As we hear all sorts of fearmongering about Omicron, the media seem hell-bent on rewriting the story of the “deadly” Delta variant. The fact that India defeated Delta for $8 a person using Ivermectin is lost on them. The fact that the spike in deaths with Delta was significantly lower than Alpha was just as firmly impressed on the public by talking heads. In other words, if it doesn’t fit the narrative, lie. Make it fit the narrative. Spin is too light a word for it.

Image by Andrea Widburg, using a public domain picture.

I don’t want to put too fine a point on this, but Omicron is already documented in China, most of Europe, Canada, and the US. In short, this bird has flown. No travel ban, forced quarantine, or vaccine passport will have any effect on its spread. We already seeing cases in well-vaccinated California and you can make book on its being elsewhere in the U.S. But when did facts have anything to do with political actions?

There are several questions that must be asked.

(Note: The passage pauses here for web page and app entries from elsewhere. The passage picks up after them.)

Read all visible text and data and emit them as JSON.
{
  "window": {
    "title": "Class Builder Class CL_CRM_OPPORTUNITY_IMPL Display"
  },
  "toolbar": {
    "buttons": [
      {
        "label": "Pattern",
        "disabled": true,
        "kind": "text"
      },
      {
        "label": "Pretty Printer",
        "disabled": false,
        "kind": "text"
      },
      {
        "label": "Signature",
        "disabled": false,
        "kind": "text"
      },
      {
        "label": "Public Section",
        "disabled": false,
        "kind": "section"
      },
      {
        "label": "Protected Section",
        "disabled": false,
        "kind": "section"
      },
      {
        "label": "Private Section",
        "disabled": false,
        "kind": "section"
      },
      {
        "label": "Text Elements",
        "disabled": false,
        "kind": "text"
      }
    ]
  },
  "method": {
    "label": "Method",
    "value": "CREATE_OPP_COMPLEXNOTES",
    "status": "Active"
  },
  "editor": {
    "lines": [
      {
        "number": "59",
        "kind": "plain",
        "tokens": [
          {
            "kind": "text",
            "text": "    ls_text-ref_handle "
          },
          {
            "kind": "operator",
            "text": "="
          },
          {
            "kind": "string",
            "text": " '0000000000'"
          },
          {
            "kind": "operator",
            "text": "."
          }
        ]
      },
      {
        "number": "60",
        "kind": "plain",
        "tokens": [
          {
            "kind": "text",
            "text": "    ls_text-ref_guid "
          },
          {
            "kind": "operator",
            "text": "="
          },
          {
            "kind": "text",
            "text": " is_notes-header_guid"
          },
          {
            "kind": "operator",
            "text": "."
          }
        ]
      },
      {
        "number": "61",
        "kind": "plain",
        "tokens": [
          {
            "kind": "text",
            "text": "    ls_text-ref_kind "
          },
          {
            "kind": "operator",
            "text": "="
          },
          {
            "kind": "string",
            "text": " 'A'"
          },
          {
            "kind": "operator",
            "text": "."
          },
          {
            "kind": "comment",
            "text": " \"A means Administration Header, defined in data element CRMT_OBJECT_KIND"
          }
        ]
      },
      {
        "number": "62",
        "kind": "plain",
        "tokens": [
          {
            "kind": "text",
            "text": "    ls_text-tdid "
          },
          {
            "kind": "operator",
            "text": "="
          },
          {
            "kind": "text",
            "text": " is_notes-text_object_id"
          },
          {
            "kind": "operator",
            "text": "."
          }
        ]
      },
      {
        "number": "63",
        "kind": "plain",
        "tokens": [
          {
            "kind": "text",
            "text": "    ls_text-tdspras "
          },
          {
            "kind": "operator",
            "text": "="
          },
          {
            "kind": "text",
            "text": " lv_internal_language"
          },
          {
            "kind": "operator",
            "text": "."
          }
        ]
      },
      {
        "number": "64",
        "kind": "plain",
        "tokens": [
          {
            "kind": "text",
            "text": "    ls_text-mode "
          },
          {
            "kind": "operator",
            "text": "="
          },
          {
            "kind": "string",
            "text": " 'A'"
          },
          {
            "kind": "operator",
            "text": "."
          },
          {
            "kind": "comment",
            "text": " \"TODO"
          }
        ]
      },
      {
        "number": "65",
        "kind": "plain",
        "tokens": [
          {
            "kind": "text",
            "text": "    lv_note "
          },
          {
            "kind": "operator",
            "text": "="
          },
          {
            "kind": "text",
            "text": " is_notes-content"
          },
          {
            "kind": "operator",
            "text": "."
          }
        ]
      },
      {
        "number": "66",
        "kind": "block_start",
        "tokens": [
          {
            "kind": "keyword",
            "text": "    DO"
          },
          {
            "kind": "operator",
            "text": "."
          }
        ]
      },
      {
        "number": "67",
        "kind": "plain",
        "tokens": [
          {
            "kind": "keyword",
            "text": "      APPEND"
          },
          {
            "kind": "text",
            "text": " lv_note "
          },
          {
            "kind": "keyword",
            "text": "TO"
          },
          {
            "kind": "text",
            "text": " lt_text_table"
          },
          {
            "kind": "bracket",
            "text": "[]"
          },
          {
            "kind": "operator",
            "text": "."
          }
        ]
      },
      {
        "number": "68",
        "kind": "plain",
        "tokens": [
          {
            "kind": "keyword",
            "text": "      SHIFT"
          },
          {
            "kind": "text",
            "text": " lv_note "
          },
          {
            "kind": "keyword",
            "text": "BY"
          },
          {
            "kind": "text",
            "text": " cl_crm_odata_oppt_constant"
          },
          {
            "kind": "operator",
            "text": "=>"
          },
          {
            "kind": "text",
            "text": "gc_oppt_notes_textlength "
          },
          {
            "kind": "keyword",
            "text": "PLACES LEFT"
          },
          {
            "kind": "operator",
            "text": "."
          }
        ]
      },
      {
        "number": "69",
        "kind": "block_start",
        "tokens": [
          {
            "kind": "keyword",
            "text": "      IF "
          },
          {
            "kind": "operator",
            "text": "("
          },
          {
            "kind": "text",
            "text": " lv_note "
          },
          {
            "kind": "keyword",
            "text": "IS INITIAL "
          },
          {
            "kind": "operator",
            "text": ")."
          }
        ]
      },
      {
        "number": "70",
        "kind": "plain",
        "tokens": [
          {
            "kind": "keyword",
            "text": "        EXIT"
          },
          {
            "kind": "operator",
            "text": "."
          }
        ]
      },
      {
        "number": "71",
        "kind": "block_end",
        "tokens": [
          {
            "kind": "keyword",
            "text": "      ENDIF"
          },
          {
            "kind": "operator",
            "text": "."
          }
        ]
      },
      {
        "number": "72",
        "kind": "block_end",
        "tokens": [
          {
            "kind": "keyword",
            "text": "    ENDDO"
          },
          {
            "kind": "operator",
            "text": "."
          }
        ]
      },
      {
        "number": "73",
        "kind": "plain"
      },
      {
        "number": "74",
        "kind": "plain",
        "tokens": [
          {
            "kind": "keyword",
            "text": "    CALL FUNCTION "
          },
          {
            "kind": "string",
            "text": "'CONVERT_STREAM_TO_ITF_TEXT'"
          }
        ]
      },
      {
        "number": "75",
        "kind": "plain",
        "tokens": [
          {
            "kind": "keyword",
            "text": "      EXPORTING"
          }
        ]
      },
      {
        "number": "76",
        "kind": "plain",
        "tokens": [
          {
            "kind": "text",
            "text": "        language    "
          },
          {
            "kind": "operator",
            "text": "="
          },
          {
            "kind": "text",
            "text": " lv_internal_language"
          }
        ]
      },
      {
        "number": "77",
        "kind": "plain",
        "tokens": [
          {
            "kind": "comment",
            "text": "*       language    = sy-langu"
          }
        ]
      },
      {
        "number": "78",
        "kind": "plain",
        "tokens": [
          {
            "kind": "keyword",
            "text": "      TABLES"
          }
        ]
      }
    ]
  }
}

The first is, “How did the variant arise?” Put bluntly, viruses are always mutating. Like all mutations, including dozens cataloged with COVID, most simply fail because they offer no advantage. But if a change makes the virus more infectious, that will improve its survival. If at the same time it becomes less deadly, that helps as well. In short, COVID is following the basic rule of Muller’s Ratchet.

And make no mistake: Just because it was first discovered in one place doesn’t mean that it must travel from there to get to us. The conditions for mutation exist everywhere. It’s just as easy for it to pop up here as there. Multiple outbreaks can simply be multiple discoveries of a universal process.

Viruses will mutate to become more infectious but less virulent. In plain English, that’s “easier to catch but less likely to make you really sick.” That’s what we saw with Delta, and almost certainly what we’ll see with Omicron. COVID is on the way to becoming the common cold (another coronavirus!). A little muscle ache, maybe a headache and a fever, but not much more. And that’s roughly what is being described for Omicron.

Let’s recap why this is happening. Any biological “organism” survives because it is well suited for survival. In the case of viruses (not technically “organisms”), the more hosts they infect, the better their chance of survival. But if they kill those hosts, it’s hard for the virus to move to another host. That’s why Ebola has had outbreaks, but never epidemics. Its hosts died without much opportunity to pass the virus on. So, if the new hosts don’t get as sick, there’s a bigger chance to get passed on, because the mildly ill host will continue with daily life, exposing new hosts. And that exposure is less of a problem because the bug has become milder.

With all the mutations on Omicron, 30 on the spike alone, current vaccines won’t work very well. The Fauci Ouchy was designed to protect against the spike for the original bug, and this spike is a lot different. The fact that a spike with two mutations gets less benefit from the vax shows that thirty mutations will probably make it useless. It doesn’t matter how many “boosters” you get; they won’t be vaccines for the same virus.

We’ve seen this with flu. Experts guess which “strains” (Translation: “variants”) will be most likely this year, and a flu vaccine for them gets mixed up. Several years ago, the guesstimate missed, and the flu vax wasn’t much help. That is what we’re up against with Omicron.

There are so many strains of COVID that we can’t keep up. It doesn’t matter if you’re talking about vaccines or visitors. Viruses ignore travel bans. We’ve known that for centuries because quarantines, a local form of travel ban, don’t work all that well, either. Diseases are caused by bugs that are waaaay too small to see and can hitch rides on almost anything. They can change in ways we can’t see and pop up in new places with no apparent connection to where we’ve seen them before.

Donald Trump’s travel ban was misguided. It should have been dropped when the first cases in the US were documented. Joe Biden’s travel ban is stupid. He failed to learn any lessons from Trump’s ban and is now obviously trying to stick his finger in the dike when water is flooding on all sides.

You cannot control diseases. You can only try to find the best way to live with them.